•allergic reactions (hypersensitivity)
•high sugar level in the blood, weight loss, excess fluid in the face and the body, increased blood levels of the enzyme (LDH), low blood level of calcium
•abnormal sensations of the skin, such as numbness, tingling, pricking, burning, a creeping skin sensation, decreased sense of touch. Feeling restless, difficulty falling asleep, becoming red in the face and bruising of the skin as a consequence of dilation of the blood vessels, dizziness, anxiety
•an increased production of tears, secretion and shedding disorders, inflammation of the eye (conjunctivitis)
•ringing sound in the ears, ear pain
•heart disorders (heart attack, irregular heart rate, abnormally fast heart rate)
•high or low blood pressure, a decrease in blood pressure upon assuming an upright posture
•inflammation, irritation and / or tightness of the lungs, throat and / or sinuses, shortness of breath, too little oxygen reaching the body organs, coughing
•vomiting , diarrhoea, pain in the abdomen, irritation and /or ulceration of the throat and the mouth,difficulties in swallowing, constipation, indigestion. Eating disorders: decrease in the amount of food eaten with a consequential dangerous loss in weight
•skin disorders, burning sensation of the skin, itching, increased perspiration, night sweats
•musculoskeletal disorders, abnormal increase in tightness of muscle tone, pain, joint pain, muscle pain, back and neck pain

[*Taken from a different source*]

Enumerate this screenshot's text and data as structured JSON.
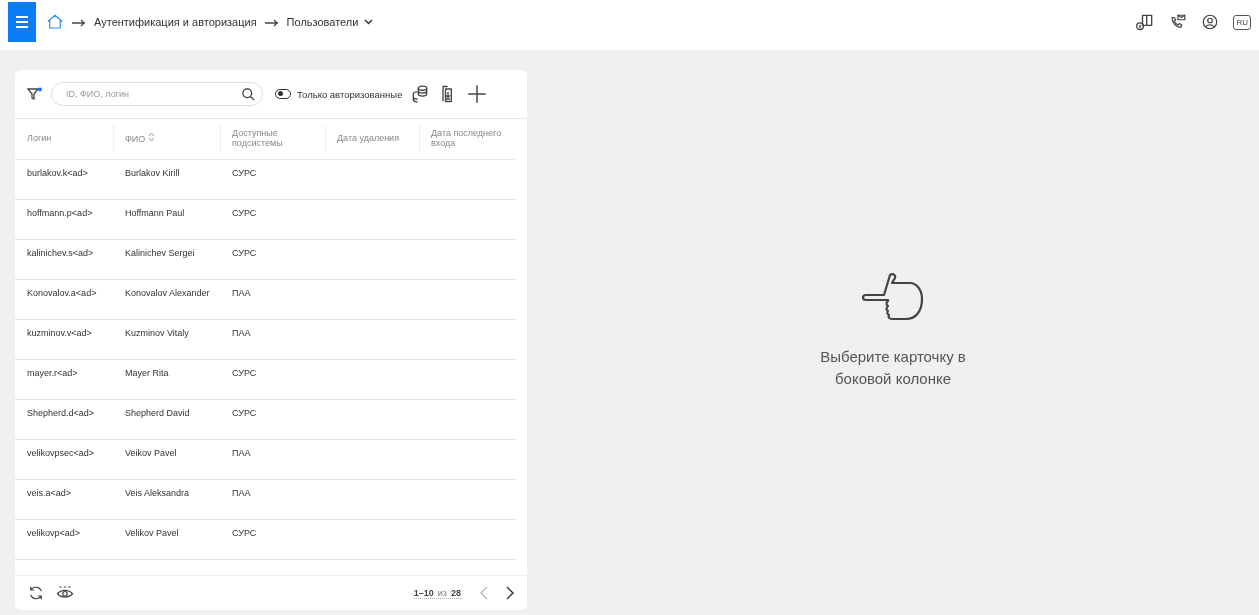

•general disorders, tumour pain, becoming markedly red in the face and other areas of the skin, general discomfort or uneasiness, flu syndrome, fatigue, shaking, multi-organ dysfunction
•Infections such as bronchial tube inflammation (bronchitis)

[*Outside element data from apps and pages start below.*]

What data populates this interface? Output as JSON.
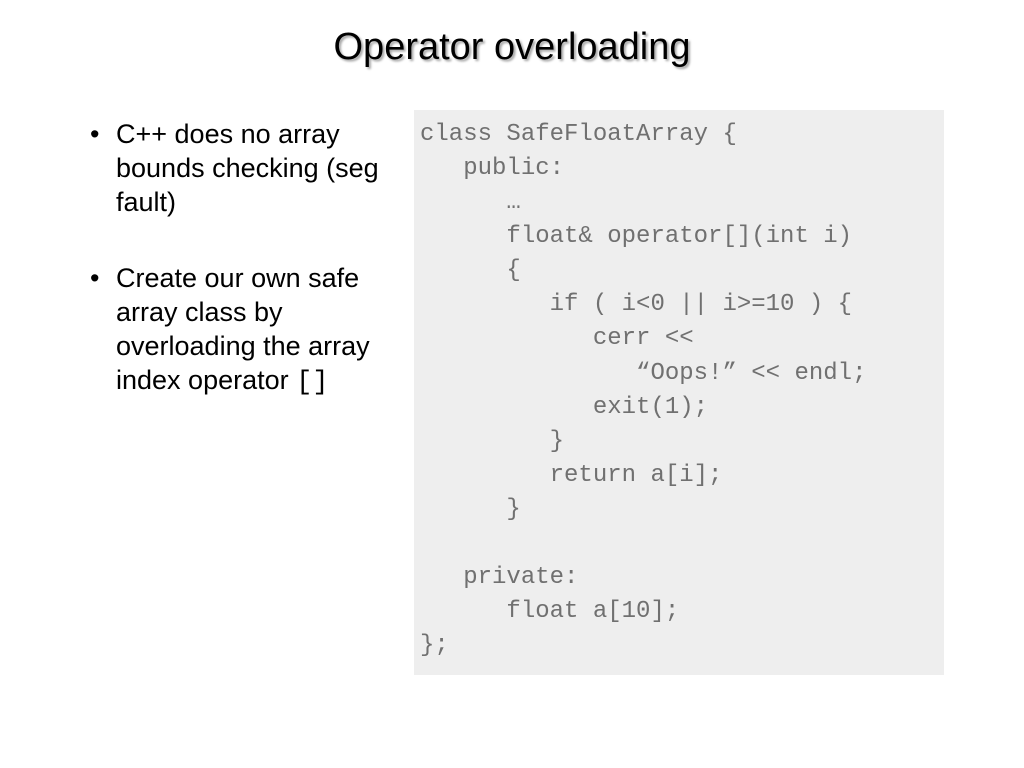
{
  "title": "Operator overloading",
  "bullets": [
    {
      "text": "C++ does no array bounds checking (seg fault)",
      "mono_suffix": ""
    },
    {
      "text": "Create our own safe array class by overloading the array index operator ",
      "mono_suffix": "[]"
    }
  ],
  "code": "class SafeFloatArray {\n   public:\n      …\n      float& operator[](int i)\n      {\n         if ( i<0 || i>=10 ) {\n            cerr <<\n               “Oops!” << endl;\n            exit(1);\n         }\n         return a[i];\n      }\n\n   private:\n      float a[10];\n};"
}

•A feeling of fullness or a throbbing pain behind the nose, cheeks and eyes (sinusitis), pain in the abdomen, vomiting and diarrhoea, breathing problems

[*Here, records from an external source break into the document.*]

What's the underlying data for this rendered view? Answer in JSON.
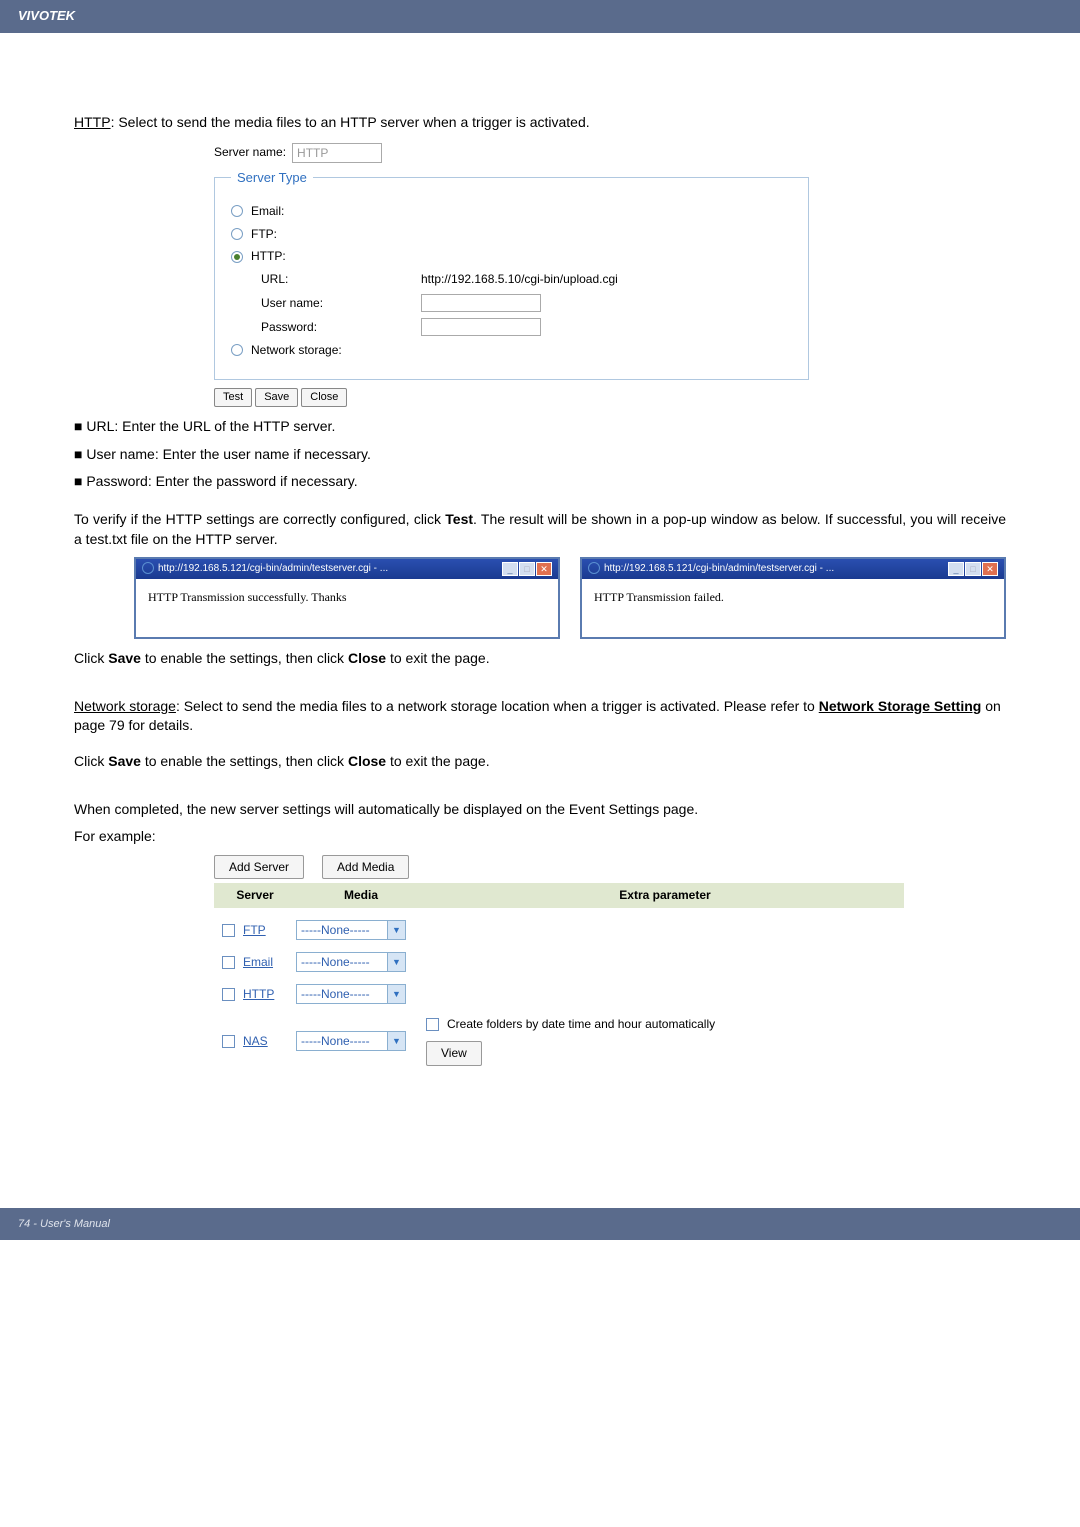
{
  "header": {
    "brand": "VIVOTEK"
  },
  "intro": {
    "http_label": "HTTP",
    "http_desc": ": Select to send the media files to an HTTP server when a trigger is activated."
  },
  "serverForm": {
    "serverNameLabel": "Server name:",
    "serverNameValue": "HTTP",
    "legend": "Server Type",
    "email": "Email:",
    "ftp": "FTP:",
    "http": "HTTP:",
    "urlLabel": "URL:",
    "urlValue": "http://192.168.5.10/cgi-bin/upload.cgi",
    "userLabel": "User name:",
    "passLabel": "Password:",
    "network": "Network storage:",
    "test": "Test",
    "save": "Save",
    "close": "Close"
  },
  "bullets": {
    "url": "■ URL: Enter the URL of the HTTP server.",
    "user": "■ User name: Enter the user name if necessary.",
    "pass": "■ Password: Enter the password if necessary."
  },
  "verify": {
    "text_a": "To verify if the HTTP settings are correctly configured, click ",
    "test": "Test",
    "text_b": ". The result will be shown in a pop-up window as below. If successful, you will receive a test.txt file on the HTTP server."
  },
  "popups": {
    "title": "http://192.168.5.121/cgi-bin/admin/testserver.cgi - ...",
    "success": "HTTP Transmission successfully. Thanks",
    "fail": "HTTP Transmission failed."
  },
  "save_close": {
    "a": "Click ",
    "save": "Save",
    "b": " to enable the settings, then click ",
    "close": "Close",
    "c": " to exit the page."
  },
  "network_storage": {
    "label": "Network storage",
    "text": ": Select to send the media files to a network storage location when a trigger is activated. Please refer to ",
    "link": "Network Storage Setting",
    "suffix": " on page 79 for details."
  },
  "completed": {
    "line1": "When completed, the new server settings will automatically be displayed on the Event Settings page.",
    "line2": "For example:"
  },
  "eventTable": {
    "addServer": "Add Server",
    "addMedia": "Add Media",
    "hServer": "Server",
    "hMedia": "Media",
    "hExtra": "Extra parameter",
    "none": "-----None-----",
    "rows": {
      "ftp": "FTP",
      "email": "Email",
      "http": "HTTP",
      "nas": "NAS"
    },
    "nasCreate": "Create folders by date time and hour automatically",
    "nasView": "View"
  },
  "footer": {
    "pageLabel": "74 - User's Manual"
  }
}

•Fungal foot infection (athlete’s foot)
•High cholesterol levels in the blood
•Abnormal sensations of the skin, such as numbness, tingling, pricking or burning, sciatica, migraine, dizziness
•Loss of hair
•Indigestion, diarrhoea, acid reflux, irritation and /or ulceration of the throat and the mouth
•Pain in the tummy, back, muscles and/or joints
|Rare Drug Side Effects
||• infections such as pneumonia (bacterial) and herpes (viral) or bronchial tube inflammation (bronchitis)
• low number of white blood cells, with or without fever, low number of platelets in the blood
• allergic reactions after infusion
• skin rashes, itching ,bald spots on the scalp fever, chills, physical weakness, headache
• decreased immunity (decreased IgG levels)
•Excess fluid retention in the face and body
•Inflammation, irritation and / or tightness of the lungs, and throat, coughing
•Skin reactions including hives, itching and rash
•Allergic reactions including wheezing or shortness of breath, swelling of the face and tongue, collapse
|Very Rare Drug Side Effects
||•abnormal clotting, decrease of blood cells production, autoimmune decrease of red blood cells, swollen/enlarged lymph nodes
•low mood and loss of interest or pleasure in usual activities, nervousness
•heart disorder (heart attack, abnormally fast heart rate, reduced heart rate, irregular heart rate, chest pain) inflammation, irritation and/or thightness of the lungs, asthma, shortness of breath
•enlargement of the abdomen
•pain at the infusion site
•A complex of symptoms occurring within a few weeks of an infusion of Rituximab including allergic like reactions such as rash, itching, joint pain, swollen lymph glands and fever
|Drug Side Effects Symptoms
||•Infections such as pneumonia (bacterial)
•Pain on passing water (urinary tract infection)
•Allergic reactions after infusion
•Changes in blood pressure, nausea, rash, fever, feeling itchy, runny or block nose and sneezing, shaking, rapid heart beat, and tiredness
|How to Store the
|How to Store the Medicine
||Keep out of the reach and sight of children. Do not use MabThera after the expiry date which is stated on the carton after EXP. The expiry date refers to the last day of that month Store in a refrigerator (2 °C – 8 °C). Keep the container in the outer carton in order to protect from light.Medicines should not be disposed of via wastewater or household waste. Ask your pharmacist how to dispose of medicines that are no longer required. These measures will help to protect the environment.